But then I got a phone call from Patrick Dempsey, who had signed on to play the lead character, Denny Swift, and I thought, well, okay; I think this is going to work.
You see, my book is about a dog named Enzo who wants to be reincarnated as a man so he can race cars, and Patrick Dempsey–in addition to being a film actor and the star of a very popular TV drama–happens to be a race car driver himself.
Patrick has his own racing team, Dempsey Racing, and he races a Mazda RX-8 in the Grand-Am Rolex series of endurance races, at such famous tracks as Daytona, Laguna Seca, Watkins Glen. He’s even raced–and finished quite well–at the 24 Hours of Le Mans, one of the most famous races in the history of motorsport.
Coincidentally, I owned an RX-8 for several years (I had to give it up when my third son was born: the RX-8 only has room for two passengers in the back seat, and my wife refused to let my oldest son ride in the trunk.). I raced a Mazda Miata for several years as well, and I have often said that everything I know about racing, I learned in a Mazda.
And then there was Patrick himself.
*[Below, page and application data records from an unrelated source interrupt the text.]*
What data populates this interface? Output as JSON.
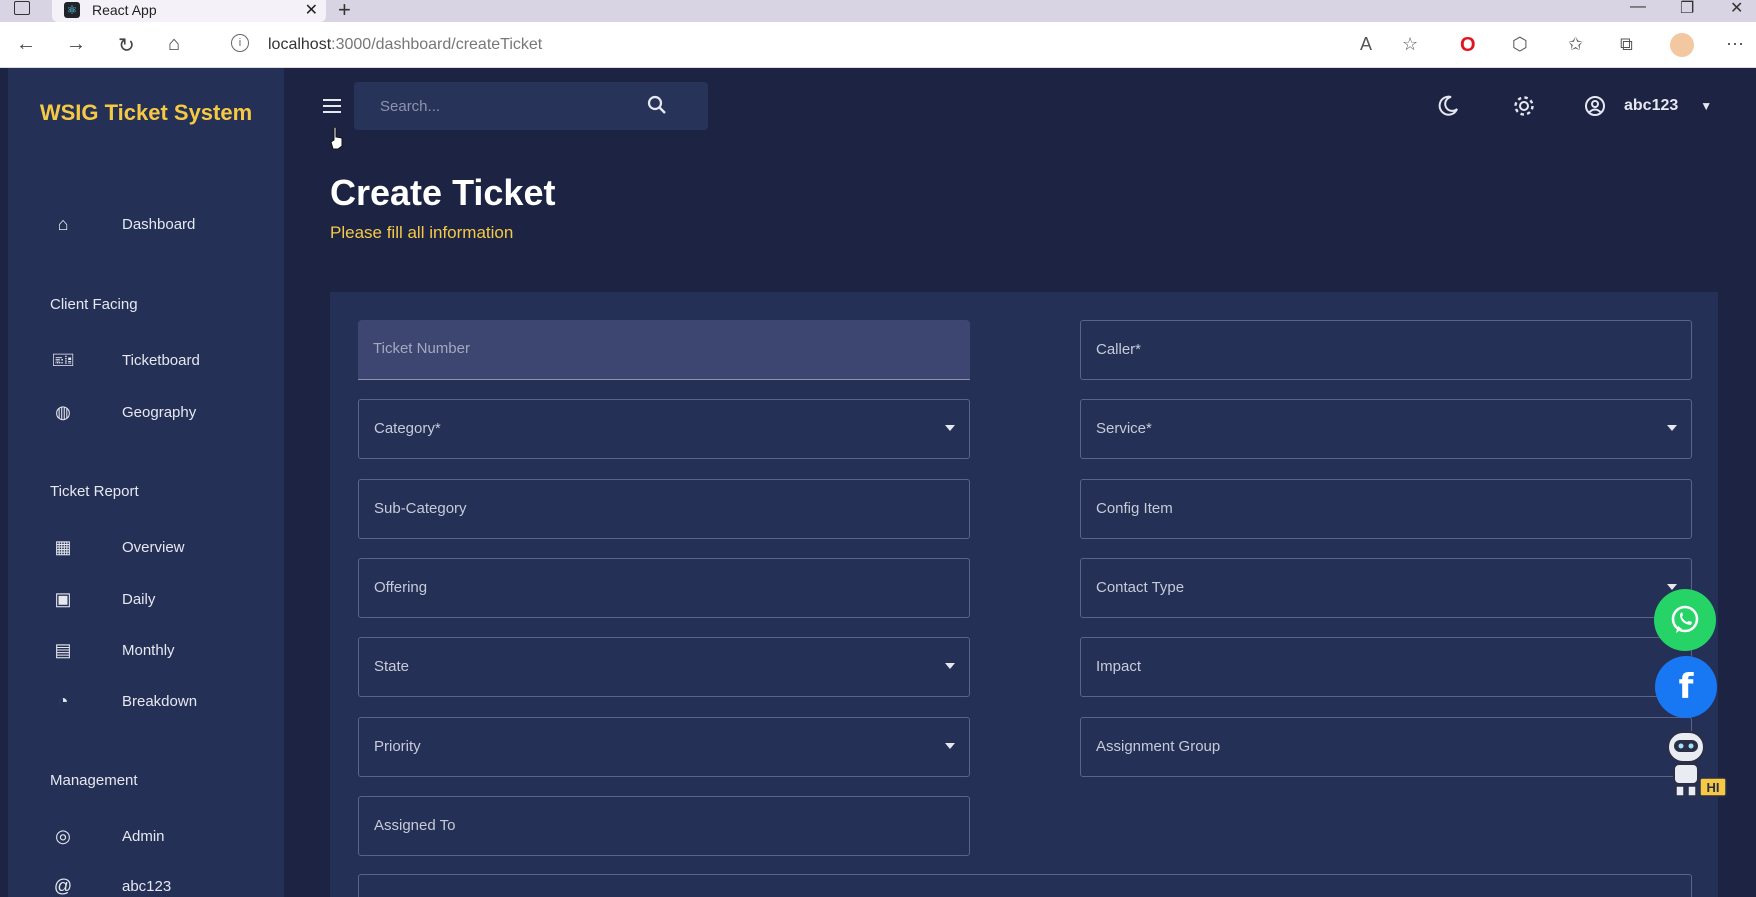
{
  "browser": {
    "tab_title": "React App",
    "url_host": "localhost",
    "url_rest": ":3000/dashboard/createTicket"
  },
  "sidebar": {
    "brand": "WSIG Ticket System",
    "items": [
      {
        "label": "Dashboard",
        "icon": "home-icon"
      },
      {
        "label": "Ticketboard",
        "icon": "ticket-icon"
      },
      {
        "label": "Geography",
        "icon": "globe-icon"
      },
      {
        "label": "Overview",
        "icon": "cash-register-icon"
      },
      {
        "label": "Daily",
        "icon": "calendar-icon"
      },
      {
        "label": "Monthly",
        "icon": "calendar-month-icon"
      },
      {
        "label": "Breakdown",
        "icon": "pie-chart-icon"
      },
      {
        "label": "Admin",
        "icon": "admin-icon"
      }
    ],
    "sections": [
      "Client Facing",
      "Ticket Report",
      "Management"
    ],
    "footer_label": "abc123"
  },
  "topbar": {
    "search_placeholder": "Search...",
    "username": "abc123"
  },
  "page": {
    "title": "Create Ticket",
    "subtitle": "Please fill all information"
  },
  "form": {
    "ticket_number": "Ticket Number",
    "caller": "Caller*",
    "category": "Category*",
    "service": "Service*",
    "sub_category": "Sub-Category",
    "config_item": "Config Item",
    "offering": "Offering",
    "contact_type": "Contact Type",
    "state": "State",
    "impact": "Impact",
    "priority": "Priority",
    "assignment_group": "Assignment Group",
    "assigned_to": "Assigned To"
  },
  "widgets": {
    "bot_badge": "HI"
  },
  "colors": {
    "background": "#1d2443",
    "sidebar": "#243055",
    "accent_yellow": "#f6c945",
    "whatsapp": "#25d366",
    "facebook": "#1877f2"
  }
}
A real sweet, genuinely nice guy, who said all the right things: We’ll make the movie true to the book, we’ll keep it Formula One and endurance racing and not make it about NASCAR, and, best of all, we won’t cast Scooby-Doo as Enzo the dog. (Nothing against Scooby-Doo, but Enzo is definitely not a Great Dane!)
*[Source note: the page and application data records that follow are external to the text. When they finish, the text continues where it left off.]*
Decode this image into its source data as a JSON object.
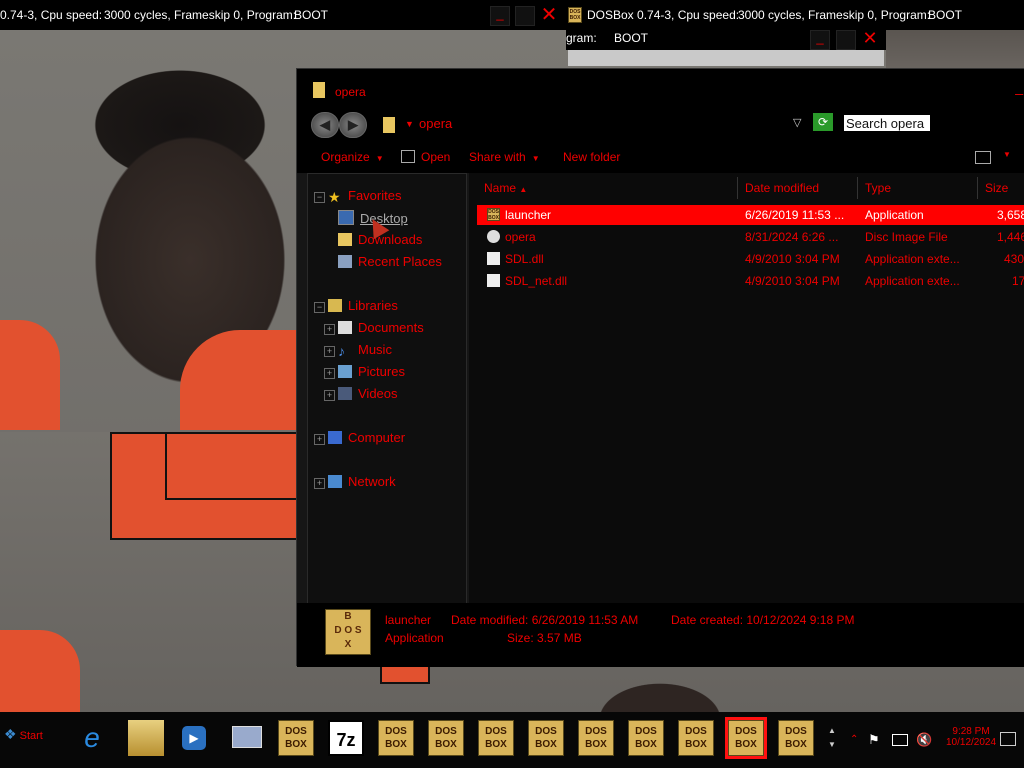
{
  "dosbox_bar1": {
    "left_text": "0.74-3, Cpu speed:",
    "cycles": "3000 cycles, Frameskip  0, Program:",
    "program": "BOOT"
  },
  "dosbox_bar2": {
    "title": "DOSBox 0.74-3, Cpu speed:",
    "cycles": "3000 cycles, Frameskip  0, Program:",
    "program": "BOOT"
  },
  "dosbox_bar3": {
    "prefix": "gram:",
    "program": "BOOT"
  },
  "window": {
    "title": "opera"
  },
  "nav": {
    "address": "opera",
    "search_placeholder": "Search opera"
  },
  "commands": {
    "organize": "Organize",
    "open": "Open",
    "share": "Share with",
    "new_folder": "New folder"
  },
  "sidebar": {
    "favorites": "Favorites",
    "desktop": "Desktop",
    "downloads": "Downloads",
    "recent": "Recent Places",
    "libraries": "Libraries",
    "documents": "Documents",
    "music": "Music",
    "pictures": "Pictures",
    "videos": "Videos",
    "computer": "Computer",
    "network": "Network"
  },
  "columns": {
    "name": "Name",
    "date": "Date modified",
    "type": "Type",
    "size": "Size"
  },
  "files": [
    {
      "name": "launcher",
      "date": "6/26/2019 11:53 ...",
      "type": "Application",
      "size": "3,658"
    },
    {
      "name": "opera",
      "date": "8/31/2024 6:26 ...",
      "type": "Disc Image File",
      "size": "1,446"
    },
    {
      "name": "SDL.dll",
      "date": "4/9/2010 3:04 PM",
      "type": "Application exte...",
      "size": "430"
    },
    {
      "name": "SDL_net.dll",
      "date": "4/9/2010 3:04 PM",
      "type": "Application exte...",
      "size": "17"
    }
  ],
  "details": {
    "name": "launcher",
    "kind": "Application",
    "modified": "Date modified: 6/26/2019 11:53 AM",
    "size": "Size: 3.57 MB",
    "created": "Date created: 10/12/2024 9:18 PM"
  },
  "taskbar": {
    "start": "Start",
    "time": "9:28 PM",
    "date": "10/12/2024"
  },
  "icons": {
    "dosbox_label": "DOS BOX",
    "sevenzip_label": "7z"
  }
}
It’s been a long process. A great screenwriter named Mike Rich, who wrote The Rookie a few years ago, has written a screenplay, and Universal Studios is very much behind the project. They hope to begin filming soon, and then it might just get made. (Things in Hollywood happen two ways: first very slowly, and then all of a sudden.)
People often ask me if I wanted to write the screenplay or if I have anything to do with the film project. The answer to both questions is no. The Art of Racing in the Rain is my baby and I am not the right person to adapt it to a film or a haiku.
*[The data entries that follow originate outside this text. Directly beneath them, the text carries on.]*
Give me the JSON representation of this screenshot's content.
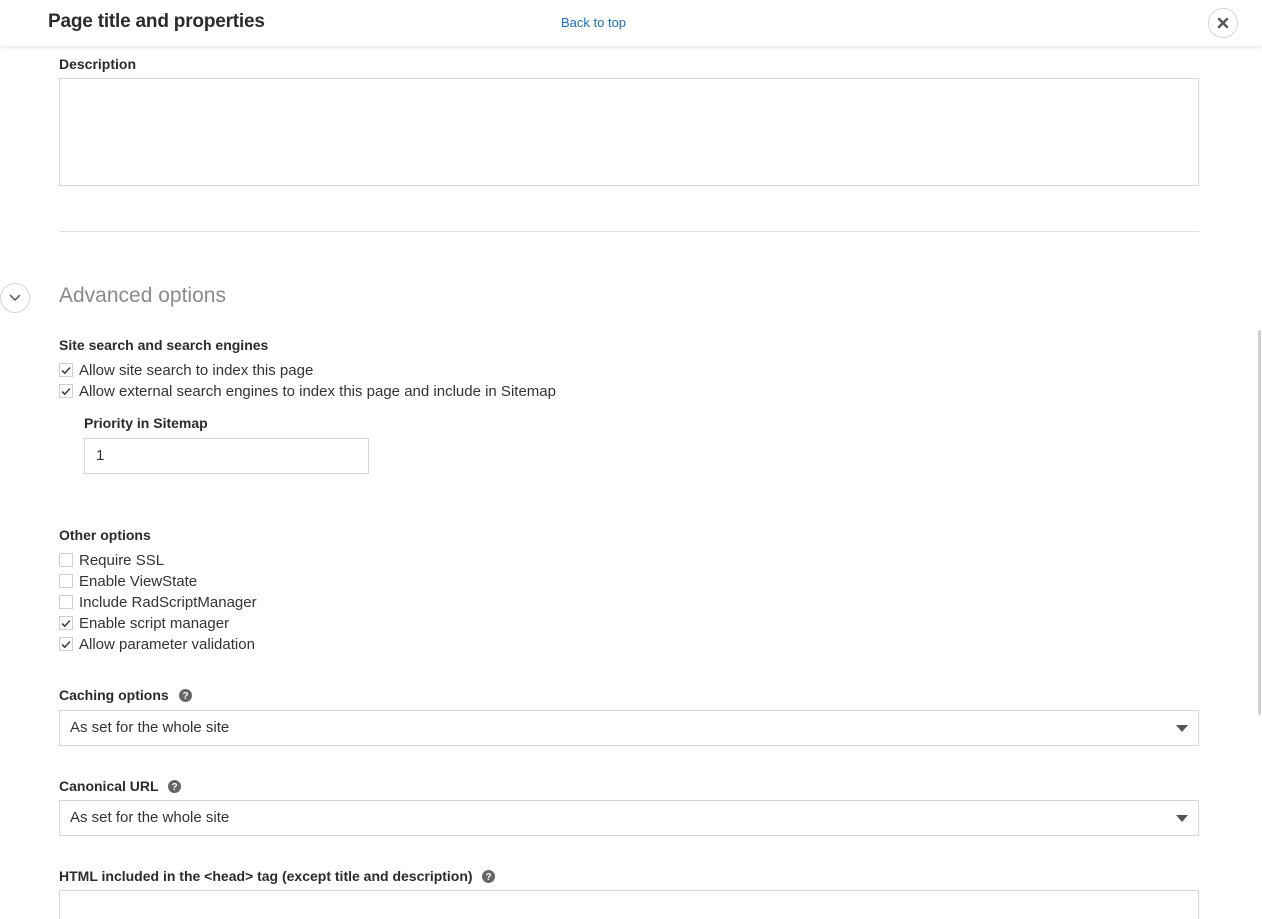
{
  "header": {
    "title": "Page title and properties",
    "back_to_top": "Back to top",
    "close_icon": "close-icon"
  },
  "description": {
    "label": "Description",
    "value": ""
  },
  "advanced": {
    "heading": "Advanced options",
    "toggle_icon": "chevron-down-icon"
  },
  "search": {
    "label": "Site search and search engines",
    "options": [
      {
        "label": "Allow site search to index this page",
        "checked": true
      },
      {
        "label": "Allow external search engines to index this page and include in Sitemap",
        "checked": true
      }
    ],
    "priority_label": "Priority in Sitemap",
    "priority_value": "1"
  },
  "other": {
    "label": "Other options",
    "options": [
      {
        "label": "Require SSL",
        "checked": false
      },
      {
        "label": "Enable ViewState",
        "checked": false
      },
      {
        "label": "Include RadScriptManager",
        "checked": false
      },
      {
        "label": "Enable script manager",
        "checked": true
      },
      {
        "label": "Allow parameter validation",
        "checked": true
      }
    ]
  },
  "caching": {
    "label": "Caching options",
    "value": "As set for the whole site"
  },
  "canonical": {
    "label": "Canonical URL",
    "value": "As set for the whole site"
  },
  "head_html": {
    "label": "HTML included in the <head> tag (except title and description)",
    "value": ""
  },
  "colors": {
    "link": "#1a6fb5",
    "muted_heading": "#8a8a8a",
    "border": "#d6d6d6"
  }
}
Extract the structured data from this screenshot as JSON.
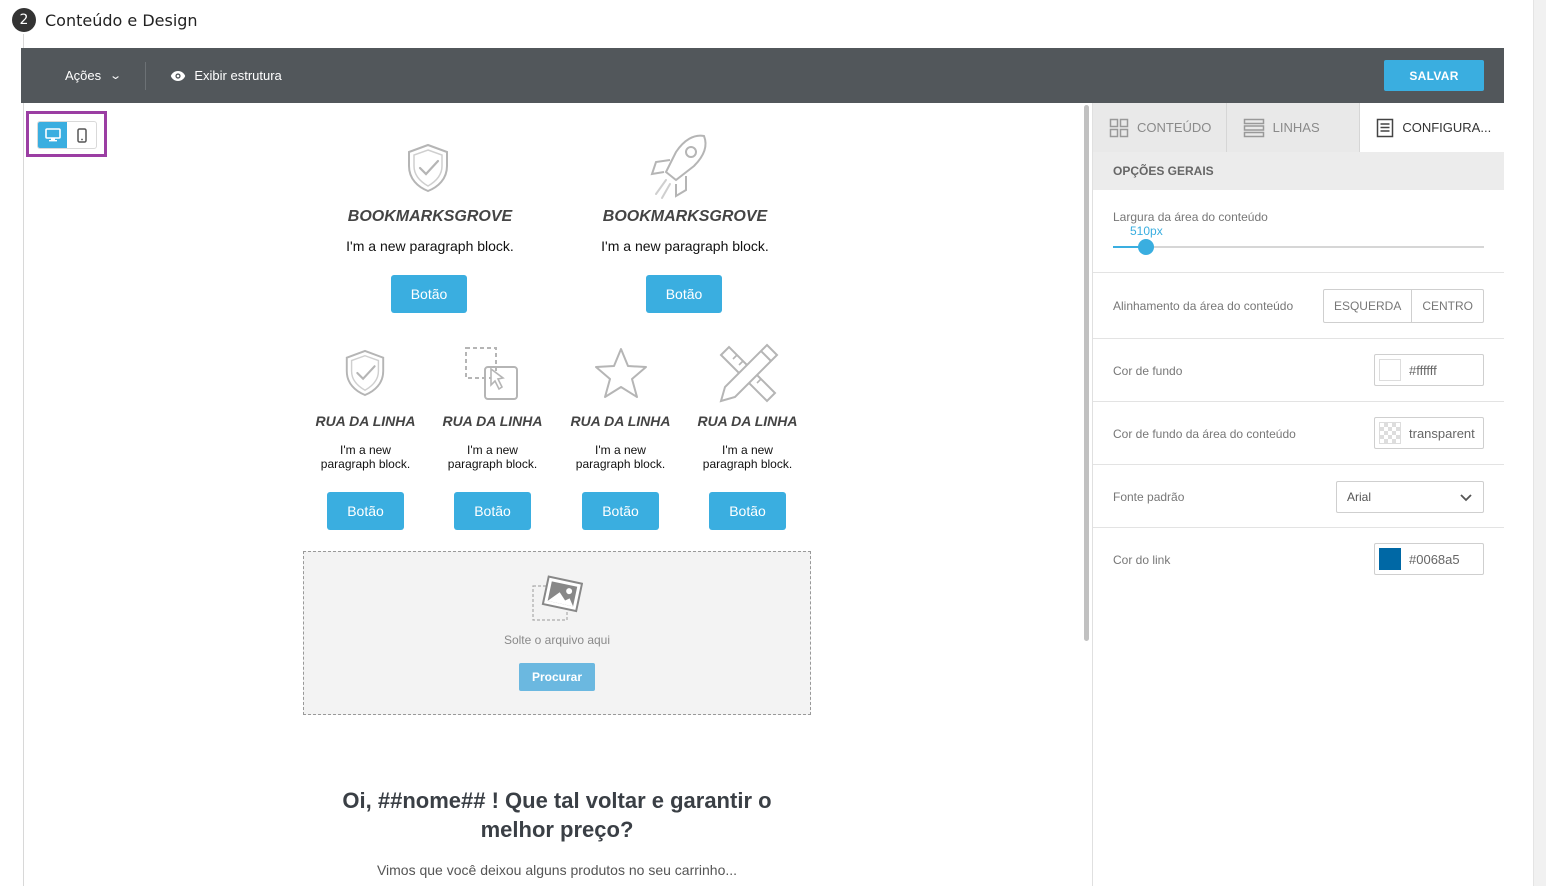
{
  "step": {
    "number": "2",
    "title": "Conteúdo e Design"
  },
  "toolbar": {
    "actions_label": "Ações",
    "structure_label": "Exibir estrutura",
    "save_label": "SALVAR"
  },
  "canvas": {
    "row1": [
      {
        "icon": "shield-check-icon",
        "title": "BOOKMARKSGROVE",
        "paragraph": "I'm a new paragraph block.",
        "button": "Botão"
      },
      {
        "icon": "rocket-icon",
        "title": "BOOKMARKSGROVE",
        "paragraph": "I'm a new paragraph block.",
        "button": "Botão"
      }
    ],
    "row2": [
      {
        "icon": "shield-check-icon",
        "title": "RUA DA LINHA",
        "para1": "I'm a new",
        "para2": "paragraph block.",
        "button": "Botão"
      },
      {
        "icon": "drag-drop-icon",
        "title": "RUA DA LINHA",
        "para1": "I'm a new",
        "para2": "paragraph block.",
        "button": "Botão"
      },
      {
        "icon": "star-icon",
        "title": "RUA DA LINHA",
        "para1": "I'm a new",
        "para2": "paragraph block.",
        "button": "Botão"
      },
      {
        "icon": "pencil-ruler-icon",
        "title": "RUA DA LINHA",
        "para1": "I'm a new",
        "para2": "paragraph block.",
        "button": "Botão"
      }
    ],
    "dropzone": {
      "text": "Solte o arquivo aqui",
      "button": "Procurar"
    },
    "headline": "Oi, ##nome## ! Que tal voltar e garantir o melhor preço?",
    "subline": "Vimos que você deixou alguns produtos no seu carrinho..."
  },
  "panel": {
    "tabs": [
      "CONTEÚDO",
      "LINHAS",
      "CONFIGURA..."
    ],
    "section": "OPÇÕES GERAIS",
    "width_label": "Largura da área do conteúdo",
    "width_value": "510px",
    "width_fraction": 0.09,
    "align_label": "Alinhamento da área do conteúdo",
    "align_options": [
      "ESQUERDA",
      "CENTRO"
    ],
    "bg_label": "Cor de fundo",
    "bg_value": "#ffffff",
    "content_bg_label": "Cor de fundo da área do conteúdo",
    "content_bg_value": "transparent",
    "font_label": "Fonte padrão",
    "font_value": "Arial",
    "link_label": "Cor do link",
    "link_value": "#0068a5"
  },
  "colors": {
    "accent": "#3aaee0",
    "toolbar": "#52575b",
    "highlight": "#9b3ea3"
  }
}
But I do look forward to taking my three sons to the local cineplex, buying them each a tub of popcorn, and watching the film with them when it’s released. Yes, each of my boys will get their own popcorn; no sharing necessary when your old man’s novel has finally made it to the silver screen.
Written by: Garth Stein, author of The Art of Racing in the Rain. Be sure to check out the exclusive giveaway for the book Racing in The Rain!
Garth Stein is the author of the New York Times best selling novel, The Art of Racing in the Rain (Harper, 2008). Now published in 30 languages, The Art of Racing in the Rain was the #1 BookSense selection for June, 2008, the Starbucks spring/summer 2008 book selection, and has been on the IndieBound bestseller list since its publication. Stein’s previous novel, How Evan Broke His Head and Other Secrets (Soho Press, 2005) won a Pacific Northwest Booksellers Association Award, and was a BookSense Pick in both hardcover and paperback. Raven Stole the Moon (Harper, 2010) was Stein’s first novel. He has also written a full-length play, Brother Jones, and produced a number of award-winning documentaries.
Photo by Abigail Seymour